Most Baloch militants returning from Afghanistan are likely to join their counterparts in Pakistan who operate from Ferrari (terror) Camps located within striking distance of the cities/towns like Margat, Marwar, Esplingi, and Kabul. In addition, the failure of the Pakistani Government to provide jobs to the people of South Balochistan will keep strengthening Baloch sub-Nationalist subversive themes and more youth will keep joining BLF. Thus, Southern Balochistan is likely to witness an increasing number of terrorist incidents. This Baloch militant organization is more active and destructive in conducting terrorist attacks against Chinese Nationals, Punjabi laborers, and security forces.
TTP Ameer Noor Wali Mehsud remained active in Karachi terrorist activities, so TTP will also endeavor to target Karachi with the support of Baloch separatist organizations. It will try to reestablish its foothold again in its conventional strongholds in tribal areas and the Swat region with the assistance of its sympathizers and sleeper cells.
Sectarian violence across Pakistan may increase due to TTP terrorists returning from Afghanistan and the presence of sectarian organizations ideological sympathizers. This nexus will try to increase attacks against the Shia community especially the Hazaras of Quetta and Barelvi/ Sufis.
After the withdrawal of US troops from Afghanistan, TTA is presently in control of about half of Afghanistan’s district centers and threatening to increase control. Afghan provinces bordering Pakistan are coming under their control, thus depriving TTP and Baloch militants of their safe sanctuaries. Therefore, if military operations against TTP are not intensified in tribal regions and IBOs against Sectarian and Baloch militants in urban cities, they may establish footholds in Pakistan.
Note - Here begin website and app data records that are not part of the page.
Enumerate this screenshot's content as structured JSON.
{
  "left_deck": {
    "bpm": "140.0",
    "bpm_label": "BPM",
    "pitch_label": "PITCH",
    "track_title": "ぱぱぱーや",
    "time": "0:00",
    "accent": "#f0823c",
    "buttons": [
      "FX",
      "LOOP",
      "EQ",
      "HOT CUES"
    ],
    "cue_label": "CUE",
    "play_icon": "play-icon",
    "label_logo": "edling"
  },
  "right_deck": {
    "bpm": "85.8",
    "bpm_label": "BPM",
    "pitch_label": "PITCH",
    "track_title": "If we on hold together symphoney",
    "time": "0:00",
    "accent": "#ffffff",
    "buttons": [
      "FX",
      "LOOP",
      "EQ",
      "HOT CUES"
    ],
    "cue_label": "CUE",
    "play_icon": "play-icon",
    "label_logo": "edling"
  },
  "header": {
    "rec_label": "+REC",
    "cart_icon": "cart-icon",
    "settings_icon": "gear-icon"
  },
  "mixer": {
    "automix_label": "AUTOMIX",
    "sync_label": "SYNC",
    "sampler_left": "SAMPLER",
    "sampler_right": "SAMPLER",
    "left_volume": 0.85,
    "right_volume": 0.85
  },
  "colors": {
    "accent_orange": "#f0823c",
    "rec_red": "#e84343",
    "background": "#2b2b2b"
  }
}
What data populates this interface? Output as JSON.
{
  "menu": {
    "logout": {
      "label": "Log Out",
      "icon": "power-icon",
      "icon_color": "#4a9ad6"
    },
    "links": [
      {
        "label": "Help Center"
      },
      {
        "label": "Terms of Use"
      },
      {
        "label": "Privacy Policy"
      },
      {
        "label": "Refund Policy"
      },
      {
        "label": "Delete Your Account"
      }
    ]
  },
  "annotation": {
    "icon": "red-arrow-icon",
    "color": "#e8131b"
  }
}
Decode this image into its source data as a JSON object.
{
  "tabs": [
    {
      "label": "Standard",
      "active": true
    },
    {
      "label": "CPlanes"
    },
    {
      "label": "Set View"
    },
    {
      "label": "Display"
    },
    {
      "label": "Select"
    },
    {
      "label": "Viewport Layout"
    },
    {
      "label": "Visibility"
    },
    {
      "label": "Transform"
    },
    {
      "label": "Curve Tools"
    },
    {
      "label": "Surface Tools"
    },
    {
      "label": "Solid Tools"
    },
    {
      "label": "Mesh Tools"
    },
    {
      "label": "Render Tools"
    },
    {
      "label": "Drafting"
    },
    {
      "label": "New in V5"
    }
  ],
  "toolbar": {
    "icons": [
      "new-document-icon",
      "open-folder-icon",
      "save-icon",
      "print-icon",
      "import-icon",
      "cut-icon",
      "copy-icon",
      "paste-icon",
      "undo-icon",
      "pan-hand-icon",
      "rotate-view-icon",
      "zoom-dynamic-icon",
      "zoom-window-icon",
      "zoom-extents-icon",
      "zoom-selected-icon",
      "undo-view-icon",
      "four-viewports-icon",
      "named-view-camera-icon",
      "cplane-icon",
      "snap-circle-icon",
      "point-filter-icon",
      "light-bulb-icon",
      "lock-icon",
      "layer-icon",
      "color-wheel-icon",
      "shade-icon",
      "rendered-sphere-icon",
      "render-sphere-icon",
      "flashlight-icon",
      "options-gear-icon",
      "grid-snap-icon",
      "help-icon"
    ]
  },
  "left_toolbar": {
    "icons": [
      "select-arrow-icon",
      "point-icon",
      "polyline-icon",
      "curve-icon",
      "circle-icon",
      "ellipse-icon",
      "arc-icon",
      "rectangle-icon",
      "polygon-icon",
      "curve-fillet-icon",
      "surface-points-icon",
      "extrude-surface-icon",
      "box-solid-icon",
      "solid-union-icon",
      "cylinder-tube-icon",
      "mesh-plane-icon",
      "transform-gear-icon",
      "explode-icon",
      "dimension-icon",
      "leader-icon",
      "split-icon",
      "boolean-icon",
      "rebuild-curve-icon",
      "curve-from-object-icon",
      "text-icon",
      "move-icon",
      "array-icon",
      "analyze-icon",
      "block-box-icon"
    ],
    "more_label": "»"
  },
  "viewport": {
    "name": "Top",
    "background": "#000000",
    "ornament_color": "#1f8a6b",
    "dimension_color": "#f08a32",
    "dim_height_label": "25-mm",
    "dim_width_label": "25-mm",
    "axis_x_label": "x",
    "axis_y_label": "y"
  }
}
The recent attacks in Peshawar and South Waziristan on a policeman and soldier, respectively, provide further evidence that Pakistan is facing severe impacts due to the instability in Afghanistan, and will continue to do so until and unless peace does not prevail in the region.